Report every line of the records that includes the word "this".

Data records:
★ ★ ★

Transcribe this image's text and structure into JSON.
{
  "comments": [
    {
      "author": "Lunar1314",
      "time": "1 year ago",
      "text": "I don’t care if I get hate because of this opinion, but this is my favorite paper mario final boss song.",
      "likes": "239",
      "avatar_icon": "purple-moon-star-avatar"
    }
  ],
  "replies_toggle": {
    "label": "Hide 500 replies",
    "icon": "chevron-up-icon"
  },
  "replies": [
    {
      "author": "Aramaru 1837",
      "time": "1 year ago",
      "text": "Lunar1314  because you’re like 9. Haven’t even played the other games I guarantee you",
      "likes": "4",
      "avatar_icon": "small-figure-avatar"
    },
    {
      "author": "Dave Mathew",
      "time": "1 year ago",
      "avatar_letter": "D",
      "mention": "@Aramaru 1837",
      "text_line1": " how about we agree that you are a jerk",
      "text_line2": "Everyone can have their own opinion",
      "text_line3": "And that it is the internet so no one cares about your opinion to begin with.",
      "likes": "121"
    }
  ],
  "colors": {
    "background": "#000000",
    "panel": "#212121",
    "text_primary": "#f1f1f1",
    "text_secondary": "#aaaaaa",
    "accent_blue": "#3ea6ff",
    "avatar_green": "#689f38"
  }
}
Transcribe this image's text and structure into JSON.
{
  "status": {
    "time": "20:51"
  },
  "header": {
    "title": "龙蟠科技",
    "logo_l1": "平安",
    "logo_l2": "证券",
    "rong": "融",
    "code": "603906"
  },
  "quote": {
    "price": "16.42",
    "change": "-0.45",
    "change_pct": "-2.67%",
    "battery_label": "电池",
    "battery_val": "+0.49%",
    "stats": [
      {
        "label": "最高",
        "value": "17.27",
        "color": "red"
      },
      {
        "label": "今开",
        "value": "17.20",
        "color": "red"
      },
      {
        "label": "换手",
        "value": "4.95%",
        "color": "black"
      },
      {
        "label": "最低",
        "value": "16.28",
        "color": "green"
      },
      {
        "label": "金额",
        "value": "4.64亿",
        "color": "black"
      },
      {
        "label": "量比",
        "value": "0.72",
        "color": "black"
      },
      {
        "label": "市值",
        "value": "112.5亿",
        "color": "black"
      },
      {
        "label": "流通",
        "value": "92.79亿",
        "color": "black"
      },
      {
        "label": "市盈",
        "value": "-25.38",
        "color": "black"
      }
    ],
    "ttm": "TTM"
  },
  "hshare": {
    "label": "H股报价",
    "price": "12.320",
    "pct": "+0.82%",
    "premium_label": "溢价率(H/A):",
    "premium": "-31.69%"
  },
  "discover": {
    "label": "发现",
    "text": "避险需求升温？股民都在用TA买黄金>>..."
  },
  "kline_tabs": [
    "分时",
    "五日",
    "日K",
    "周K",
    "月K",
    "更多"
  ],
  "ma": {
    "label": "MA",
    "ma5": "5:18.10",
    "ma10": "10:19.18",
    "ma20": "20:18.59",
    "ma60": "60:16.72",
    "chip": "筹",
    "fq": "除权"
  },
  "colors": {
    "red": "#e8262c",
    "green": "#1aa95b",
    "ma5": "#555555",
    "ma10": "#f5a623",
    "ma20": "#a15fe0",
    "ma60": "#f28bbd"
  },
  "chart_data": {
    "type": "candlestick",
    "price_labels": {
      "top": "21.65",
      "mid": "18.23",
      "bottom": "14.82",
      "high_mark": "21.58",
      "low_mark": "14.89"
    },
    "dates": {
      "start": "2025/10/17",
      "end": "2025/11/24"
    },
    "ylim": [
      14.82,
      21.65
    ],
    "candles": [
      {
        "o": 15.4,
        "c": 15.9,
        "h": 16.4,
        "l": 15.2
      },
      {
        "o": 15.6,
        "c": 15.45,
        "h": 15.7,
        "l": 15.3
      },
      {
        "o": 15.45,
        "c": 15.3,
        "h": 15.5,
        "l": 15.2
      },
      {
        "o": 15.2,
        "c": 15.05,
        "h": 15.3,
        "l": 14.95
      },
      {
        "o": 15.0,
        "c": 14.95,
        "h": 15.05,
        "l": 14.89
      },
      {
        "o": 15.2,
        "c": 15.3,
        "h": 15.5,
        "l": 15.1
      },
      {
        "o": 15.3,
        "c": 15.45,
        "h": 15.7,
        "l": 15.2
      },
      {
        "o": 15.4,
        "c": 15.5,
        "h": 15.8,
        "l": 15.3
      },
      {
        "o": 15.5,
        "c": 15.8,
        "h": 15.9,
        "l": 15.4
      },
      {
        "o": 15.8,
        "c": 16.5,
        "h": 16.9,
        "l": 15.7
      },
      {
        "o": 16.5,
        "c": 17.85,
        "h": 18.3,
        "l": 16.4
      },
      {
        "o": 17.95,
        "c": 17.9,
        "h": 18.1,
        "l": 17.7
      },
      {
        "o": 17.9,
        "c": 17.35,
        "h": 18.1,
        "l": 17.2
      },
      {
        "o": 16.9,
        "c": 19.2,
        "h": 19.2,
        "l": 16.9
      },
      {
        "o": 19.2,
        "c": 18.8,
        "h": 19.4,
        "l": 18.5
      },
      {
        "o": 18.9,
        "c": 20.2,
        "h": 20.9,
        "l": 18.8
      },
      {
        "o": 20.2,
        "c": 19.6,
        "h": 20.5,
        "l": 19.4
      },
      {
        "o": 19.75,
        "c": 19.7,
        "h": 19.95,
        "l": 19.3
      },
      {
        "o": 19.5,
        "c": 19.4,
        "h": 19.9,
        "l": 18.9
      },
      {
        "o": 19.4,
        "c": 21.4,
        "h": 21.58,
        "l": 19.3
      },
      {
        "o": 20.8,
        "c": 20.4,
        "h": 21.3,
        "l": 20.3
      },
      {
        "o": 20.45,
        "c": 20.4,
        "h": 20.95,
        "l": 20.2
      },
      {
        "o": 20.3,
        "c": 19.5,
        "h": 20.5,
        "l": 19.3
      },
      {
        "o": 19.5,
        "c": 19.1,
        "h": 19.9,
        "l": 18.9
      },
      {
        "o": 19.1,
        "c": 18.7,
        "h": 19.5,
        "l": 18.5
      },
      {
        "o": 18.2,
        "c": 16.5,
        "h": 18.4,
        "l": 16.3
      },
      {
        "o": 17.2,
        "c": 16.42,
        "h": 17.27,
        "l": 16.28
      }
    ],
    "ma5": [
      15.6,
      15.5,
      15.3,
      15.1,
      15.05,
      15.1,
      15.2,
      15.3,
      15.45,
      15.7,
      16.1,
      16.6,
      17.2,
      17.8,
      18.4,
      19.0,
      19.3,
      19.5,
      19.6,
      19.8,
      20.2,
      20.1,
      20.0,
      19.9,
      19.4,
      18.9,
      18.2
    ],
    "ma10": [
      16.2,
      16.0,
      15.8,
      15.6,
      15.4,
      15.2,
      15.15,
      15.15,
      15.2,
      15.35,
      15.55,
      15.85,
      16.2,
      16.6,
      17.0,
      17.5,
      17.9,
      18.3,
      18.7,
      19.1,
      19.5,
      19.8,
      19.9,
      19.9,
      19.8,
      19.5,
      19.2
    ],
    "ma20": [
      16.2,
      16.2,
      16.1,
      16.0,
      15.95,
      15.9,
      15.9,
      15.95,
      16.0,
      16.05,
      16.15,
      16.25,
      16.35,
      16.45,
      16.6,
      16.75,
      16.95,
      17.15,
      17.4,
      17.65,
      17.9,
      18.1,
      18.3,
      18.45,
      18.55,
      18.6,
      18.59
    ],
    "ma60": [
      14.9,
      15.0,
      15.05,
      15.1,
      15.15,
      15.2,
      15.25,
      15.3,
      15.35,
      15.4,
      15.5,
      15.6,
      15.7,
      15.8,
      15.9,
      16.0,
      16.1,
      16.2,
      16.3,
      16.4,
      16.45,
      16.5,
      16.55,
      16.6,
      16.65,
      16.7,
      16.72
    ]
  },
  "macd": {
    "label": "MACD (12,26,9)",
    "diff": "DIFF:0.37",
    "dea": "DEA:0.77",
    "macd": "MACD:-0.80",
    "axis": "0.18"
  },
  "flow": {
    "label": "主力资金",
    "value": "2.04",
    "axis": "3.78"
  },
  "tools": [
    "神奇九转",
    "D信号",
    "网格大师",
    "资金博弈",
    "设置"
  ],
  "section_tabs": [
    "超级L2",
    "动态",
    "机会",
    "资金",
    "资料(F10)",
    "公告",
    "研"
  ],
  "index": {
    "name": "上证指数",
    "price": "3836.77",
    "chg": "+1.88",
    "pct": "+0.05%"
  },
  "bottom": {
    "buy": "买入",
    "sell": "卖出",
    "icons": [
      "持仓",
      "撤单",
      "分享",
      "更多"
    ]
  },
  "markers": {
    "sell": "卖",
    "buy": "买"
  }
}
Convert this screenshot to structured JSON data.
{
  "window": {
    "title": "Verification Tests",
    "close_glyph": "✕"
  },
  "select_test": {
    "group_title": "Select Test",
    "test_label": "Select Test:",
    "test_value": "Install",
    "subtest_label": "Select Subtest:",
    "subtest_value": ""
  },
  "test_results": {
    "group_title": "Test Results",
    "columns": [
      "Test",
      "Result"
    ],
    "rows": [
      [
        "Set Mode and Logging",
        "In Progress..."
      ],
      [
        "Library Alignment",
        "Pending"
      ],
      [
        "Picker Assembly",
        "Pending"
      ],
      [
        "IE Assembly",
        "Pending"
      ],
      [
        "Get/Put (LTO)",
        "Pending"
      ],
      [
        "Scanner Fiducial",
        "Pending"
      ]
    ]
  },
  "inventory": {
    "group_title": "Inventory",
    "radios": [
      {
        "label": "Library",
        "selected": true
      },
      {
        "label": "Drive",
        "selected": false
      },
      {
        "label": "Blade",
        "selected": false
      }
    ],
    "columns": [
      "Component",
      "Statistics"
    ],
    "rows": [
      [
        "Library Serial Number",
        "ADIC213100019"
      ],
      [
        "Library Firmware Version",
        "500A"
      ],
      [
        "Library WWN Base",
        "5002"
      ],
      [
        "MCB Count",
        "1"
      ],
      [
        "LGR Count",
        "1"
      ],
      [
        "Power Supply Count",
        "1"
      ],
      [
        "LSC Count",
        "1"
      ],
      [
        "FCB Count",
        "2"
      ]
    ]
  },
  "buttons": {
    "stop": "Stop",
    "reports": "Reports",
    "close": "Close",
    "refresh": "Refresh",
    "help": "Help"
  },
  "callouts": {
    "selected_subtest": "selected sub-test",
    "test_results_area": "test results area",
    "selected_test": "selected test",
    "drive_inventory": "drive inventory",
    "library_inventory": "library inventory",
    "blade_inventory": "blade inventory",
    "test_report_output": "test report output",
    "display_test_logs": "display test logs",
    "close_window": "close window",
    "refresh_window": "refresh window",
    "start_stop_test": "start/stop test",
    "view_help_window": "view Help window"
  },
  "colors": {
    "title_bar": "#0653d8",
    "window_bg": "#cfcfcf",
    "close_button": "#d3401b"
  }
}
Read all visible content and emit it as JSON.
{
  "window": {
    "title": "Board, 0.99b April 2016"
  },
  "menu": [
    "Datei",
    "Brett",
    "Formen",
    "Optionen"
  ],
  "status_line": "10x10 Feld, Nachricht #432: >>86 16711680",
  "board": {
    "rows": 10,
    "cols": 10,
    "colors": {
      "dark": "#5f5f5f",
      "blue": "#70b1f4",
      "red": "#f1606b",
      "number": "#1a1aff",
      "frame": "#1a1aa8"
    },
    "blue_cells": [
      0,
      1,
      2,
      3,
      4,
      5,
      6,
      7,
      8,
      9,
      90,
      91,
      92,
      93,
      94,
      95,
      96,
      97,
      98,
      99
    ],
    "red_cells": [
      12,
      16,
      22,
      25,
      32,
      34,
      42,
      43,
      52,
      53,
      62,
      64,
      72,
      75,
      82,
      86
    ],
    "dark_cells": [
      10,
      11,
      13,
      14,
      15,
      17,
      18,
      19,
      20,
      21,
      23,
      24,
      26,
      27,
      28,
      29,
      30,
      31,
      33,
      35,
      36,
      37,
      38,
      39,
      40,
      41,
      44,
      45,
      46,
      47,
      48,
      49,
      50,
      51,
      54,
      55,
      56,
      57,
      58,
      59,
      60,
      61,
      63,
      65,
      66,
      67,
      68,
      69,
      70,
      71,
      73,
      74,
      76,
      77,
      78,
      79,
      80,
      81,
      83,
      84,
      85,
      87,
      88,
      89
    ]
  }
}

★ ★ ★

Expected answer:
Transcribe this image's text and structure into JSON.
      "text": "I don’t care if I get hate because of this opinion, but this is my favorite paper mario final boss song.",
Transcribe this image's text and structure into JSON.
Convert this screenshot to structured JSON data.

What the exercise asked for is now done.